The personality of inconsistencies in pitching sometimes go to extreme polar opposites of the spectrum. In A.J. Burnett's case that would be a sensible way to describe his second season in pinstripes.
To get back to the high end where stuff translates to results, sometimes a pitcher needs to find a middle ground and in Burnett's case, three runs and six hits to go along with eight strikeouts in six innings is a perfect jumping off point.
The three runs allowed were his fewest since August 15 at Kansas City and it marked the 14th time in 27 starts Burnett gave up three or less. The eight strikeouts were his most striking out seven July 28 at Cleveland and equaled his season high.
The obvious key to Burnett's first win since that night in Cleveland was derived from the curve, which was thrown for strike 24 out of 36 times. It was Burnett's biggest use of the curve since throwing 37 in his last victory.
"I believe so," Burnett said when asked if establishing it early helps. "There's been games in the past where I go 11 or 12 pitches in where you see the first one and that was normally out of the stretch with a runner on. So getting it going early does help a lot."
On Friday, Burnett threw 22 curveballs and the first did not appear until the ninth pitch of the game with a runner on. Last night the curve made its first appearance on the second and third pitches to Coco Crisp in the top of the first. That pitch set up two fastballs and resulted in the at-bat being a called strike three.
It next appeared on the first pitch to Kurt Suzuki, which was ball one in an at-bat that turned out to be a base hit. Two more curves were thrown to Jack Cust, who struck out on the fastball.
In the second, Burnett went through the A's in four minutes. He threw two curves to Mark Ellis and two more to Jeff Larish that broke inside and resulted in a swinging strike three.
The third took just two minutes and one curve was thrown this time to Daric Barton, who took ball one before being retired.
The fourth was where things became a little dicey as a 4-0 lead turned to 4-2 when Kevin Kouzmanoff crushed a 2-0 fastball to right field. Before allowing his first two runs, he put on an impressive display against Cust by throwing three consecutive curves before using the sinker as a strikeout pitch. Burnett threw three more curves to Ellis, who singled but Burnett stayed with the pitch and retired Larish on a double play.

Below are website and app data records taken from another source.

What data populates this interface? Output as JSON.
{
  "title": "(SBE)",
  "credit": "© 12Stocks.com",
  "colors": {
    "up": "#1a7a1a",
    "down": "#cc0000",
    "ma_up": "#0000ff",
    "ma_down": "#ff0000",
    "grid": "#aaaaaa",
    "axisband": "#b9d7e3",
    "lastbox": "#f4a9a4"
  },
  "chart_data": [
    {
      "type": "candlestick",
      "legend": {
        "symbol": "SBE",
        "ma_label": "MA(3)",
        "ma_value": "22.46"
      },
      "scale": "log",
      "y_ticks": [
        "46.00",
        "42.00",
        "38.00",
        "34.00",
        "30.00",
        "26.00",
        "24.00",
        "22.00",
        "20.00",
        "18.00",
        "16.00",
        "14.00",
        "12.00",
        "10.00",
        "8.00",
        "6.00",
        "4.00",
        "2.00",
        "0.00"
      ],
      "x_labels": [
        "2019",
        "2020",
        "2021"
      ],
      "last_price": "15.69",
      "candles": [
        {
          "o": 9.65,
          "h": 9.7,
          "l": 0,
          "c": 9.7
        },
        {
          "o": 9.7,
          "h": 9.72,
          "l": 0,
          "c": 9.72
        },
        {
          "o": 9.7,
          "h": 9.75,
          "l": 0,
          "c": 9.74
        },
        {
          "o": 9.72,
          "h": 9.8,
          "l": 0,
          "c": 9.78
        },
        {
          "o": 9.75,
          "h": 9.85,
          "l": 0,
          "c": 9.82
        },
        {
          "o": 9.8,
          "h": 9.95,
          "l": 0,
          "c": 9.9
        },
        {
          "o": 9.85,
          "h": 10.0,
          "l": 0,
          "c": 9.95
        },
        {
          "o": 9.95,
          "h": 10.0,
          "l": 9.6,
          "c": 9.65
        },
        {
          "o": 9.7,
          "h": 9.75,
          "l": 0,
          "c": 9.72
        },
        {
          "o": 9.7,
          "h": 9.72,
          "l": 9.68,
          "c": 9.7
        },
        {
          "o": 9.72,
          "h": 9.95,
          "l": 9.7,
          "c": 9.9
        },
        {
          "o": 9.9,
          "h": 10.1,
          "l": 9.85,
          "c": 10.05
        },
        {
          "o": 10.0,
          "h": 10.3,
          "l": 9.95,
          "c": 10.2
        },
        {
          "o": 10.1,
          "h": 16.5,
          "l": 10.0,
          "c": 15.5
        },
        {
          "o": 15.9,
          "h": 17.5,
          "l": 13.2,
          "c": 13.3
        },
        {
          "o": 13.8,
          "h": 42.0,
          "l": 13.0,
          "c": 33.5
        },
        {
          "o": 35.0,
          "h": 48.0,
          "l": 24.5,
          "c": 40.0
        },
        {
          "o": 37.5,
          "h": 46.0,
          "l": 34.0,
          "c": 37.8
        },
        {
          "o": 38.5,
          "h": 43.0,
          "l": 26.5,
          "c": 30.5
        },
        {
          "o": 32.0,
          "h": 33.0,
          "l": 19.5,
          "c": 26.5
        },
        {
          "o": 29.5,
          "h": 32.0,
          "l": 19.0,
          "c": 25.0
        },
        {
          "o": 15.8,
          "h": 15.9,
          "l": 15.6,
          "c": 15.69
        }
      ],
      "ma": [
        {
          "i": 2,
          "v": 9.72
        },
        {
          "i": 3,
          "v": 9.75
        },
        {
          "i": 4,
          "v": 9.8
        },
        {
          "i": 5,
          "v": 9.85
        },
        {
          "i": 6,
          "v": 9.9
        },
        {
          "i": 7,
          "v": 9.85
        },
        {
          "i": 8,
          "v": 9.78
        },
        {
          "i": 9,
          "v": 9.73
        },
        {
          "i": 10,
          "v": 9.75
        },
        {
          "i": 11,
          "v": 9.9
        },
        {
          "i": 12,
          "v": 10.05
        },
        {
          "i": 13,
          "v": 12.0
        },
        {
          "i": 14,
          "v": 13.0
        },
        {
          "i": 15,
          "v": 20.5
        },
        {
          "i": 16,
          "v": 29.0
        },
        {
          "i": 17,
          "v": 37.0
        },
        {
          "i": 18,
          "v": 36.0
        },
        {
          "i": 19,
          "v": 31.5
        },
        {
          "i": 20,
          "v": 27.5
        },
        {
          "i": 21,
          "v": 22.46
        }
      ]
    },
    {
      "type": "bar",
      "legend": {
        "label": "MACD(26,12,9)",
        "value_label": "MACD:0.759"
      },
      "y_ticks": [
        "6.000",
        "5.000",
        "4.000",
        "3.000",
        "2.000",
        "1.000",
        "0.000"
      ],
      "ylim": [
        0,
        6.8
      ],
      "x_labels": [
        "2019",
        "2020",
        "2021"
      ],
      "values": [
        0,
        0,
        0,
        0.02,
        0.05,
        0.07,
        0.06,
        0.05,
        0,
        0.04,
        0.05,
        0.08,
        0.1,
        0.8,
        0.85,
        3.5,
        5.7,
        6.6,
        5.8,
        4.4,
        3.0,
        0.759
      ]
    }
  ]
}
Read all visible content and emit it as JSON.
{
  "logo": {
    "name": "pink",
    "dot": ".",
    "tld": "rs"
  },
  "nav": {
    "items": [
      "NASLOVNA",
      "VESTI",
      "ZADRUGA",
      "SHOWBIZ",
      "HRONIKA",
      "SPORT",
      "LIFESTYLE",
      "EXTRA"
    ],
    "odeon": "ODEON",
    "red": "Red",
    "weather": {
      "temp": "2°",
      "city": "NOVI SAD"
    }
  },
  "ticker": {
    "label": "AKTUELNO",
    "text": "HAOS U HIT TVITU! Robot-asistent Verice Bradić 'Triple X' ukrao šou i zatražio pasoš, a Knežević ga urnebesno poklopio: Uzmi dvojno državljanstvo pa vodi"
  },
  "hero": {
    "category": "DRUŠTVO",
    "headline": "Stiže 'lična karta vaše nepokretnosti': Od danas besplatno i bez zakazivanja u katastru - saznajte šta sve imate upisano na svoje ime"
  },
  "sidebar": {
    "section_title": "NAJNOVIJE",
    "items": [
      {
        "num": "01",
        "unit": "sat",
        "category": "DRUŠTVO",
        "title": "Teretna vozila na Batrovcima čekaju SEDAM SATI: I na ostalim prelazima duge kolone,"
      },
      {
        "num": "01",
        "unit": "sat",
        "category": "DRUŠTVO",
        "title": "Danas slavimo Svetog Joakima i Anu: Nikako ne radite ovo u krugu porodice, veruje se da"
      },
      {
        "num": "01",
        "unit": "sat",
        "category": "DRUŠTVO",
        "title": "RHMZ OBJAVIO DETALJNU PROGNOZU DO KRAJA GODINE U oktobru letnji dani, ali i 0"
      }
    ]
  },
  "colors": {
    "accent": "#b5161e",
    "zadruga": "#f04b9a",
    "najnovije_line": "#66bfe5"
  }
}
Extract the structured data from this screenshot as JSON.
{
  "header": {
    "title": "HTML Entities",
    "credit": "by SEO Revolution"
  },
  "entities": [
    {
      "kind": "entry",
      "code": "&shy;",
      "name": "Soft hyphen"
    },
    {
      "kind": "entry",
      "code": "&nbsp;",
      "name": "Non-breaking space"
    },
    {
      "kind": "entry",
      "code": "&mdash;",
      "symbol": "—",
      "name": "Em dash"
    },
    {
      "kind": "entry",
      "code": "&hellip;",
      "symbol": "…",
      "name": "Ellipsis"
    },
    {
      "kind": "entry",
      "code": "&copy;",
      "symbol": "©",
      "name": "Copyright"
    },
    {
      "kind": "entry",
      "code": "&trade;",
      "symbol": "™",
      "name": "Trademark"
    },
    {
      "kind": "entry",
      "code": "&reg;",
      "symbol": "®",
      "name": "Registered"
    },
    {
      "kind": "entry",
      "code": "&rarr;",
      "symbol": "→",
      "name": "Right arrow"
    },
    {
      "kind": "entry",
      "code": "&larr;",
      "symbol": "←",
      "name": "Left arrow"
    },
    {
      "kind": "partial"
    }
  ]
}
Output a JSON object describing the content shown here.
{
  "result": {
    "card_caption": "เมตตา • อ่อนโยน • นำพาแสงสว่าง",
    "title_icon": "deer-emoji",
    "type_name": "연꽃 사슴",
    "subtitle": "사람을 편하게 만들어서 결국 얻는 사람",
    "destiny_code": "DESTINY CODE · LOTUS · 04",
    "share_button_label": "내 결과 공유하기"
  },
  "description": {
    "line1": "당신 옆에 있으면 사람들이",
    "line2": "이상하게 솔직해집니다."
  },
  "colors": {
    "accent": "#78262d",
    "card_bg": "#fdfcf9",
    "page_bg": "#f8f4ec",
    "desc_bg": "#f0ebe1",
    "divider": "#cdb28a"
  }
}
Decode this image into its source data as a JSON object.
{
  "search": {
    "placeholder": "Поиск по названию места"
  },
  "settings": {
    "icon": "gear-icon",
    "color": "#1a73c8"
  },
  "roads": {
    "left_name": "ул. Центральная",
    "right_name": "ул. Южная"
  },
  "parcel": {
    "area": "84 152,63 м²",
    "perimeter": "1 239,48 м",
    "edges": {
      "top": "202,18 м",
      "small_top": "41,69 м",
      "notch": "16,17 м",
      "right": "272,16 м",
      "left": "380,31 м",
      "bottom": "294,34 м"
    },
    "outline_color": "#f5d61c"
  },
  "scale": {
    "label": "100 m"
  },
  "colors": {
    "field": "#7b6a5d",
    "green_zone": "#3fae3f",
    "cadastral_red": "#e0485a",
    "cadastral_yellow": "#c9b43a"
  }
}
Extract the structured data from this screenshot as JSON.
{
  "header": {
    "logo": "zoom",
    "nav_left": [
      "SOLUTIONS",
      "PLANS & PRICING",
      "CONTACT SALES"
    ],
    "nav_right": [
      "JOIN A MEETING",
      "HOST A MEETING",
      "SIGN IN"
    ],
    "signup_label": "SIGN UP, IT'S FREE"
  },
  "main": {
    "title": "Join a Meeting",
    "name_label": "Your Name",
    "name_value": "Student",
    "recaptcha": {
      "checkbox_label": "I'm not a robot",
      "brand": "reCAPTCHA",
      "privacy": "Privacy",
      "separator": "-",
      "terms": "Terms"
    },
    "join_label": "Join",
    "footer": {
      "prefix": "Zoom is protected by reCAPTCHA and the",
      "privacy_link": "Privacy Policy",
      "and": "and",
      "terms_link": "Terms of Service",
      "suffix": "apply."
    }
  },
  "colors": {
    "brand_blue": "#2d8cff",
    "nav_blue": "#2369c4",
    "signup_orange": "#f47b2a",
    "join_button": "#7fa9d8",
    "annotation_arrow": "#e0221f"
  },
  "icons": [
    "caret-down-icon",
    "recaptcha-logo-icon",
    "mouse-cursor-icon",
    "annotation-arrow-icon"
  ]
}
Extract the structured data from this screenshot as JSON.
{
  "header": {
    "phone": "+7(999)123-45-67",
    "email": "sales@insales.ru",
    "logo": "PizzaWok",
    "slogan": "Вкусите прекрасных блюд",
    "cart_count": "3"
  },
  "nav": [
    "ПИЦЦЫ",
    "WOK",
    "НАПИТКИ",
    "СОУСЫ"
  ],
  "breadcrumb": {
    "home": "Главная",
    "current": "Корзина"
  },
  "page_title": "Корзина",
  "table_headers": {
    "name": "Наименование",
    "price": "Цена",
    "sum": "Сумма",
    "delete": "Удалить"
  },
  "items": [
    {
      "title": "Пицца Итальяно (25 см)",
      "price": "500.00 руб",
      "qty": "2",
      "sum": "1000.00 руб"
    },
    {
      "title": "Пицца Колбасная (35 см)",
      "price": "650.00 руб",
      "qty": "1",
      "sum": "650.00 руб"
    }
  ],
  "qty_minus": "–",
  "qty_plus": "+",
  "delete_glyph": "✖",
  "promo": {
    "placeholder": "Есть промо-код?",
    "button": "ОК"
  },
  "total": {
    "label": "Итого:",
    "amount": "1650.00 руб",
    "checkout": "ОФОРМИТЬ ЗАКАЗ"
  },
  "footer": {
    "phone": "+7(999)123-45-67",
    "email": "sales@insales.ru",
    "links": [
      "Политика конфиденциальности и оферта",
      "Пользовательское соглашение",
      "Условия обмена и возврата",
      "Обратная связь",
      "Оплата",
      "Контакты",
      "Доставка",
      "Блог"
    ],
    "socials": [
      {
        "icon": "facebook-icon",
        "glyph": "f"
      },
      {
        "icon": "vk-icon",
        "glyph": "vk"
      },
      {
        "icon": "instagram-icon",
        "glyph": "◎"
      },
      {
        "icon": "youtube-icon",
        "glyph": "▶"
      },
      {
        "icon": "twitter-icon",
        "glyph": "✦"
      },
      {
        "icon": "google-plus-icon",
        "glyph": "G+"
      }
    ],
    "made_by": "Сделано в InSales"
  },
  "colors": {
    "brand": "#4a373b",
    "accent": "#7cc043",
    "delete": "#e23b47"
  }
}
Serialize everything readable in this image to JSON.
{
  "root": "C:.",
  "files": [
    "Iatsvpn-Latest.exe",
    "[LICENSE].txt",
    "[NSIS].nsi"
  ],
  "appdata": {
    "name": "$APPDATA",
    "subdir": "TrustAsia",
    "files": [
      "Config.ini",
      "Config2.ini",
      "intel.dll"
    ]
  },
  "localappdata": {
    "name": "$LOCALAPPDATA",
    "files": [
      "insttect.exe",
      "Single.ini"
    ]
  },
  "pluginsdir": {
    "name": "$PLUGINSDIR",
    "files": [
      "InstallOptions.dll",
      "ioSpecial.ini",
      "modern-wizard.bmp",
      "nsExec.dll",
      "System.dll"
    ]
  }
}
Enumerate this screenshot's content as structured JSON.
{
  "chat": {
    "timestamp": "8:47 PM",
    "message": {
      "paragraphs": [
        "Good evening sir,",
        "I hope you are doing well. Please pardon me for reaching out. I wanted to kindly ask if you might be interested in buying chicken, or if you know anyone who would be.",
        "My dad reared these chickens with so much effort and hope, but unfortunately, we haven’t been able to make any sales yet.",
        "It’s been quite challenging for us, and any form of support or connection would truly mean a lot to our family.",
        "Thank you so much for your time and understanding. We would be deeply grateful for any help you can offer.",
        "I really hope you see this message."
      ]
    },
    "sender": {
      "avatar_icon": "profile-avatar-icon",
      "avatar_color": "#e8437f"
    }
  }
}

The fifth was also a little shaky but Burnett used the curve for a swinging strikeout of Cliff Pennington and threw four to Crisp, whose at-bat ended with a run-scoring groundout. The longest at-bat belonged to Barton, who saw two curves, including one which was ball four and was immediately preceded by a long foul ball that deflected off the foul pole in left. With the tying run on, Burnett then threw two curves to Suzuki before showing his fourth changeup that resulted in a fly ball to left field.
Burnett's final inning saw him throw it three straight times to Kouzmanoff, who swung at two before looking at an inside strike three. Ellis saw three curves and singled but Burnett made his final two pitches curveballs and Larish swung at both, striking out an outside pitch that dropped below the knees.
"I'm always going to throw it," Burnett said. "It's a swing and miss pitch but the more I throw it for a strike it can only help out."
"I know from facing him -- when he's throwing his breaking ball for strikes, he's pretty tough," Derek Jeter said. "This was a step in the right direction for him."
Now it comes down to repetition. Practice in side sessions is all about repetition and so is what a pitcher does in a game setting. That is why you always hear things like repeat the arm angle or repeat the delivery.
"I saw him repeat his delivery, his balance was very good, his timing was tremendous," pitching coach Dave Eiland said.
Now all the Yankees need Burnett to do is repeat it five days from now.